He then told me that Klinsmann has already been seen with the top brass of the US Soccer Federation and that there is a very good chance that he will take over the national program when Bruce Arena steps down, which Arena has said he will do.
Commit #7 is who-dat MI WR James Rogers, who -- much like Martell Webb before him -- went from no Rivals profile at all to Michigan commit in no time flat. Michigan fans still grumbling about WMU superstar Greg Jennings will be delighted to hear that directional Michigan schools were all over the 6'2"... er... 165 Rogers.

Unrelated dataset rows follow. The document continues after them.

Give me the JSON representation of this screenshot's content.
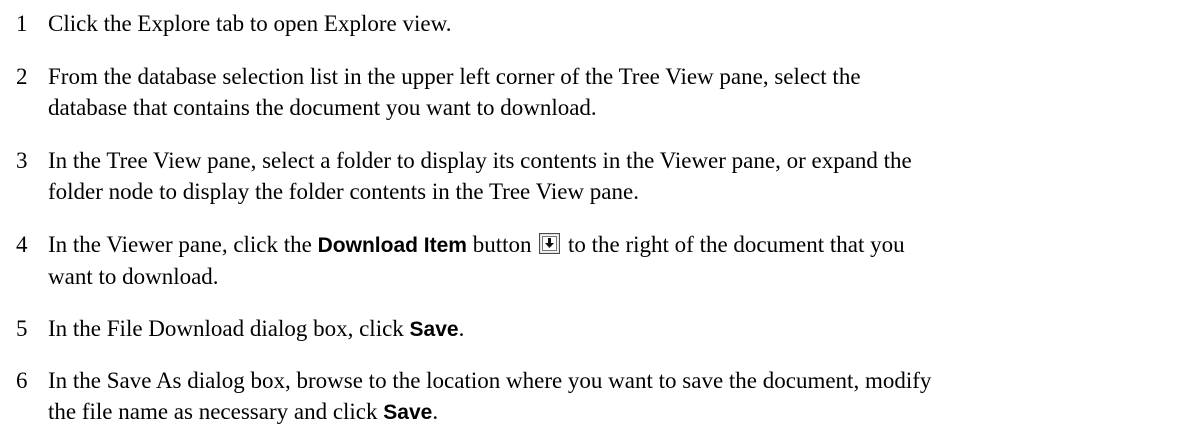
{
  "steps": [
    {
      "number": "1",
      "text": "Click the Explore tab to open Explore view."
    },
    {
      "number": "2",
      "line1": "From the database selection list in the upper left corner of the Tree View pane, select the",
      "line2": "database that contains the document you want to download."
    },
    {
      "number": "3",
      "line1": "In the Tree View pane, select a folder to display its contents in the Viewer pane, or expand the",
      "line2": "folder node to display the folder contents in the Tree View pane."
    },
    {
      "number": "4",
      "before": "In the Viewer pane, click the ",
      "ui": "Download Item",
      "middle": " button ",
      "icon": "download-item-icon",
      "after": " to the right of the document that you",
      "line2": "want to download."
    },
    {
      "number": "5",
      "before": "In the File Download dialog box, click ",
      "ui": "Save",
      "after": "."
    },
    {
      "number": "6",
      "line1": "In the Save As dialog box, browse to the location where you want to save the document, modify",
      "line2_before": "the file name as necessary and click ",
      "ui": "Save",
      "after": "."
    }
  ]
}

There are two ways to look at the commitment:
- The I'm 16, Bright And Bushy-Tailed: OMG this guy is BRAYLON EDWARDZ! We're obviously going to get Clemons and Hemingway and Washington, so for this guy to get an offer must mean that he is secretly OMG shirtlezz. Heh heh, I said lez. Cornholio.
- The "I've Seen Too Much of This Crap": I guess we aren't getting Clemons or Hemingway or Washington. WHY DID YOU PUNT ON THIRD AND FOUR? AAAARGH.
If you care to hear where I fall on that particular contimnuum, it's probably 60% towards the kids. Webb -- who is reputed to have gone Wayne Brady on bitches at camp, BTW -- plus Rogers likely means that the Clemons/Hemingway/Washington trifecta is out the window, but two of the three are still possible. That likely means Clemons and Washington, since their Michigan affection appears to be waxing while Hemingway's wanes. I'll take that WR class no problem.
Commit number eight may also stir similar "what about X" panic, as he is Texas cornerback Troy Woolfolk -- what about Allen and Johnson? -- but two facts may mitigate those concerns:
- He's former Michigan RB Butch Woolfolk's son.
- He runs a 10.4 hundred meters (w/ tailwind, but still).
Zounds. Woolfolk had offers from Nebraska and TCU before his Michigan camp and said he thought Texas "may be close" to one a couple weeks ago, though he was probably a Plan-B recruit for the 'Horns. A quote from Orangebloods:
"After some drills, the coach came up and said he liked what he saw and that he was happy that I came. So I think I did well. Two coaches came up to me and said that I did a good job," Woolfolk said. "I'm not sure what might happen. I may wait a few days and then call them to see."
Woolfolk is some sort of defensive back but is still sixteen and growing, so whether he ends up at corner or safety is yet to be determined.
I wouldn't worry about Woolfolk's commitment bothering Johnson, Allen, or any other high-profile defensive back who might decide to commit as he is fairly raw, a three-star-with-upside type like Johnny Sears. It does bode unwell for the guys at the bottom of the board, since Michigan is probably done offering defensive backs unless extremely unlikely disaster strikes and the Johnson/Allen combination ends up somewhere other than a winged helmet.
Ghana-US... later. PK was a travesty but ultimately irrelevant, since I have no doubt the second half would have played out in identical fashion with the Czechs down both a goal and a man. If Gooch or McBride puts in a header, it would have been a tragedy. As it was, it was just insult upon injury.
Let's go... er... red, white, and blue.